== Segment start ==

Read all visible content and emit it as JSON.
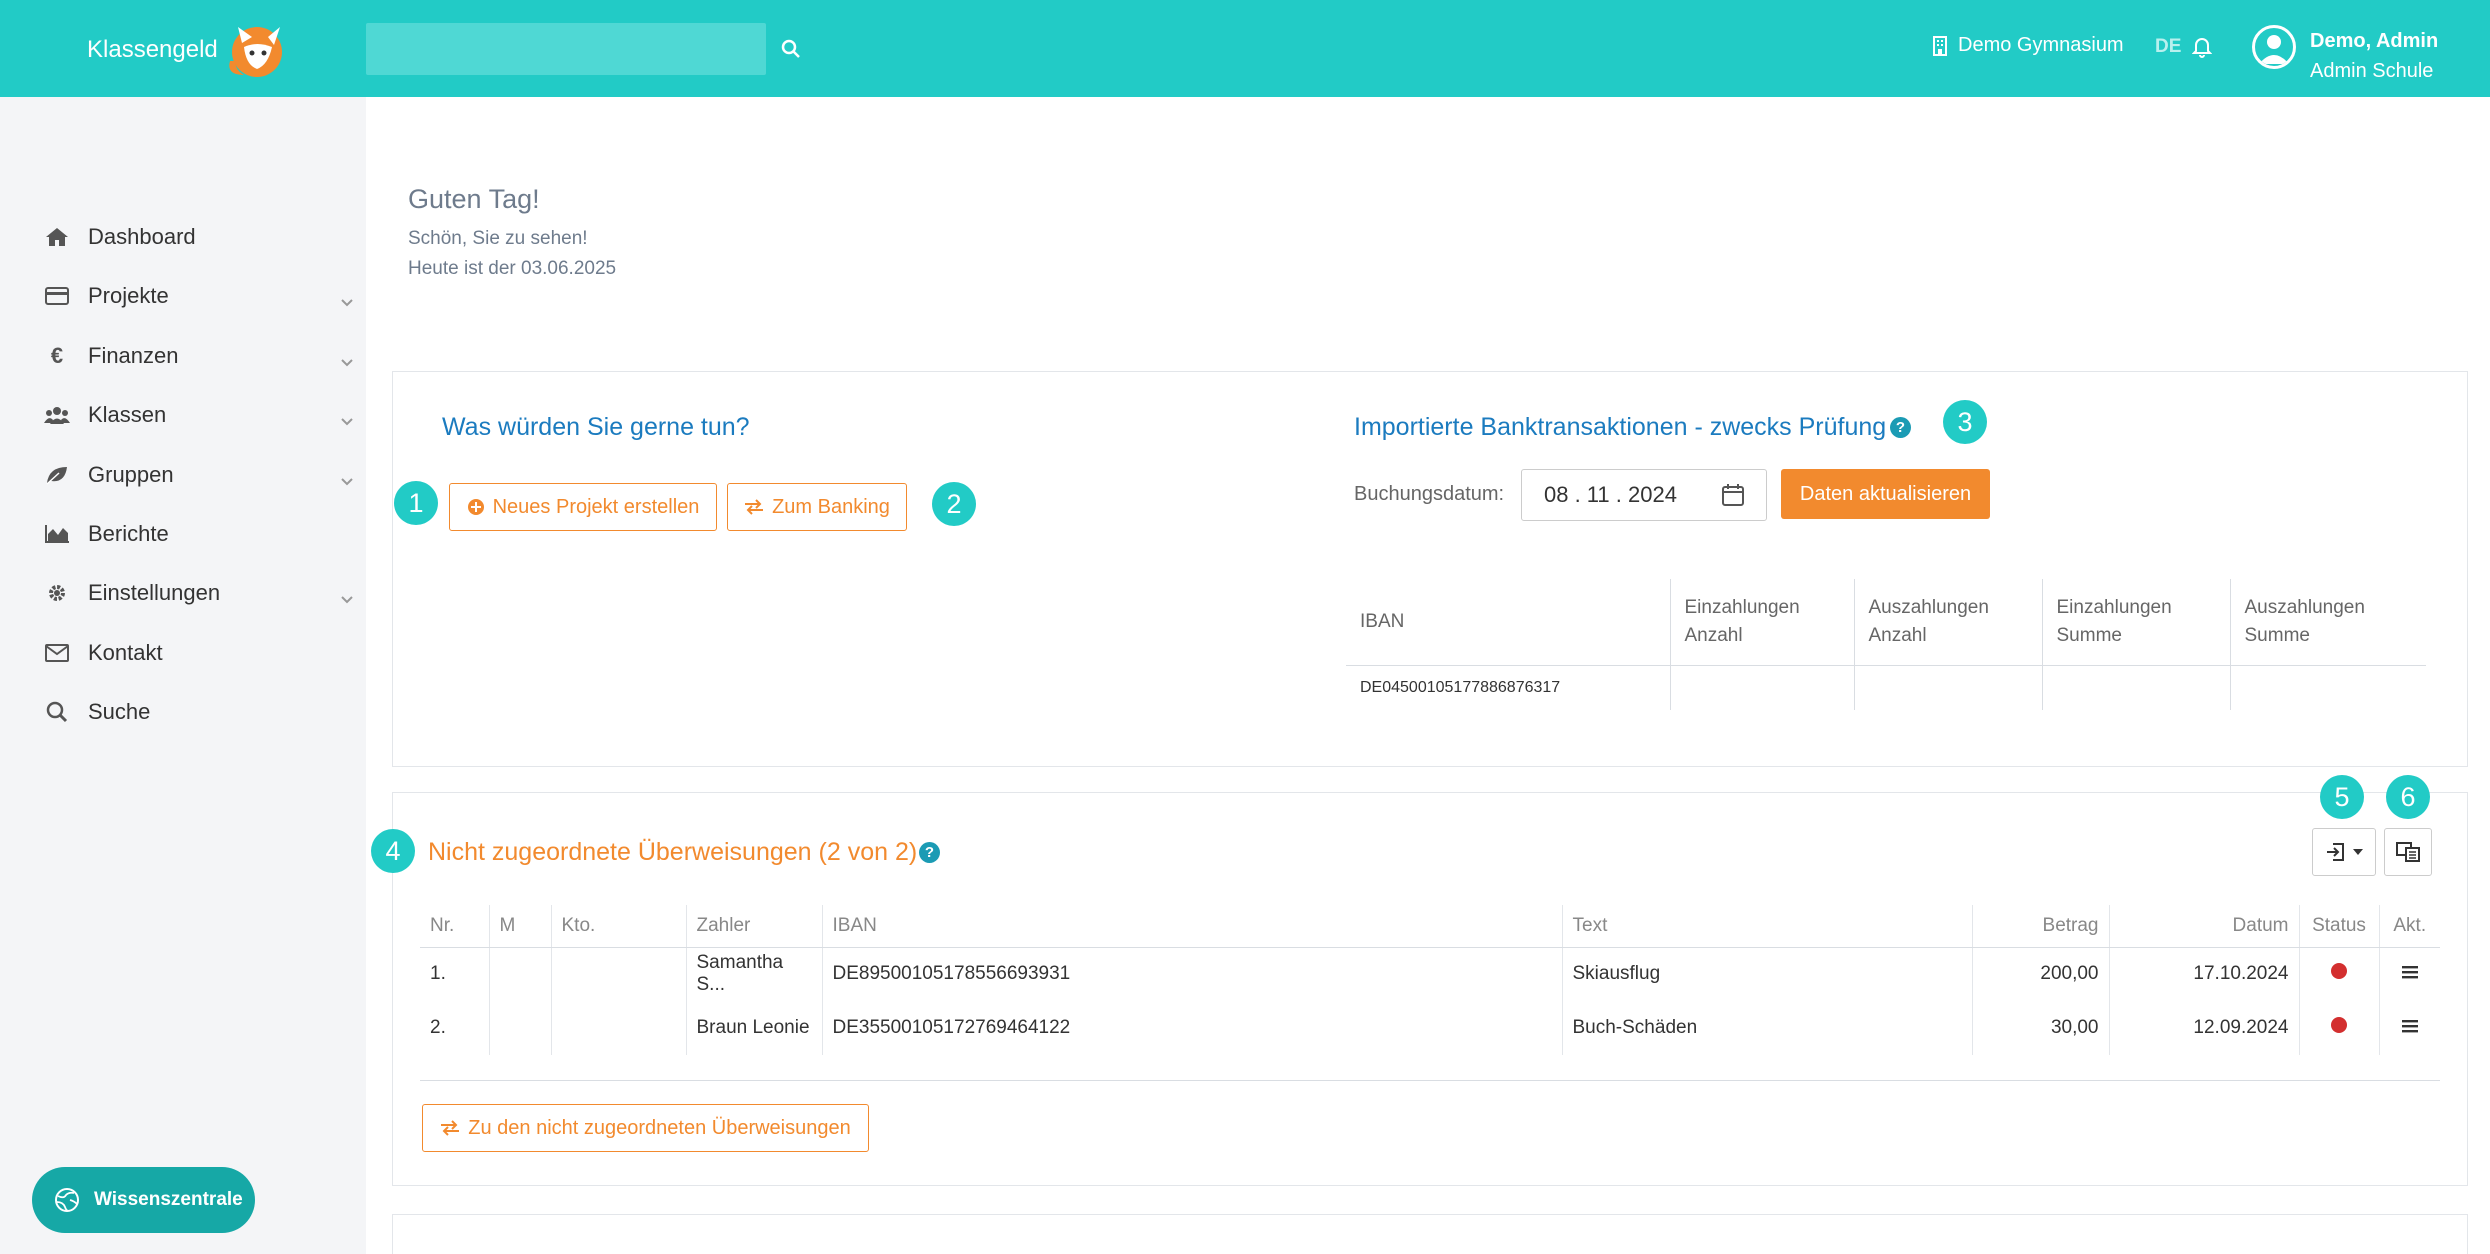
{
  "header": {
    "logo_text": "Klassengeld",
    "school": "Demo Gymnasium",
    "lang": "DE",
    "user_name": "Demo, Admin",
    "user_role": "Admin Schule",
    "search_placeholder": ""
  },
  "sidebar": {
    "items": [
      {
        "label": "Dashboard",
        "icon": "home-icon"
      },
      {
        "label": "Projekte",
        "icon": "credit-card-icon"
      },
      {
        "label": "Finanzen",
        "icon": "euro-icon"
      },
      {
        "label": "Klassen",
        "icon": "users-icon"
      },
      {
        "label": "Gruppen",
        "icon": "leaf-icon"
      },
      {
        "label": "Berichte",
        "icon": "area-chart-icon"
      },
      {
        "label": "Einstellungen",
        "icon": "gear-icon"
      },
      {
        "label": "Kontakt",
        "icon": "envelope-icon"
      },
      {
        "label": "Suche",
        "icon": "search-icon"
      }
    ],
    "help_button": "Wissenszentrale"
  },
  "greeting": {
    "title": "Guten Tag!",
    "subtitle": "Schön, Sie zu sehen!",
    "date_line": "Heute ist der 03.06.2025"
  },
  "actions": {
    "title": "Was würden Sie gerne tun?",
    "new_project": "Neues Projekt erstellen",
    "banking": "Zum Banking"
  },
  "bank": {
    "title": "Importierte Banktransaktionen - zwecks Prüfung",
    "date_label": "Buchungsdatum:",
    "date_value": "08 . 11 . 2024",
    "refresh": "Daten aktualisieren",
    "columns": [
      "IBAN",
      "Einzahlungen Anzahl",
      "Auszahlungen Anzahl",
      "Einzahlungen Summe",
      "Auszahlungen Summe"
    ],
    "rows": [
      [
        "DE04500105177886876317",
        "",
        "",
        "",
        ""
      ]
    ]
  },
  "transfers": {
    "title": "Nicht zugeordnete Überweisungen (2 von 2)",
    "columns": [
      "Nr.",
      "M",
      "Kto.",
      "Zahler",
      "IBAN",
      "Text",
      "Betrag",
      "Datum",
      "Status",
      "Akt."
    ],
    "rows": [
      {
        "nr": "1.",
        "m": "",
        "kto": "",
        "zahler": "Samantha S...",
        "iban": "DE89500105178556693931",
        "text": "Skiausflug",
        "betrag": "200,00",
        "datum": "17.10.2024"
      },
      {
        "nr": "2.",
        "m": "",
        "kto": "",
        "zahler": "Braun Leonie",
        "iban": "DE35500105172769464122",
        "text": "Buch-Schäden",
        "betrag": "30,00",
        "datum": "12.09.2024"
      }
    ],
    "link_button": "Zu den nicht zugeordneten Überweisungen"
  },
  "badges": [
    "1",
    "2",
    "3",
    "4",
    "5",
    "6"
  ],
  "colors": {
    "brand": "#22cbc6",
    "accent": "#f28a2e",
    "title_blue": "#1b7bbf",
    "status_red": "#d32f2f"
  }
}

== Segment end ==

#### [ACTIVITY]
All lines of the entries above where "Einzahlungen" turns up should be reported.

#### [TASK RESULT]
      "Einzahlungen Anzahl",
      "Einzahlungen Summe",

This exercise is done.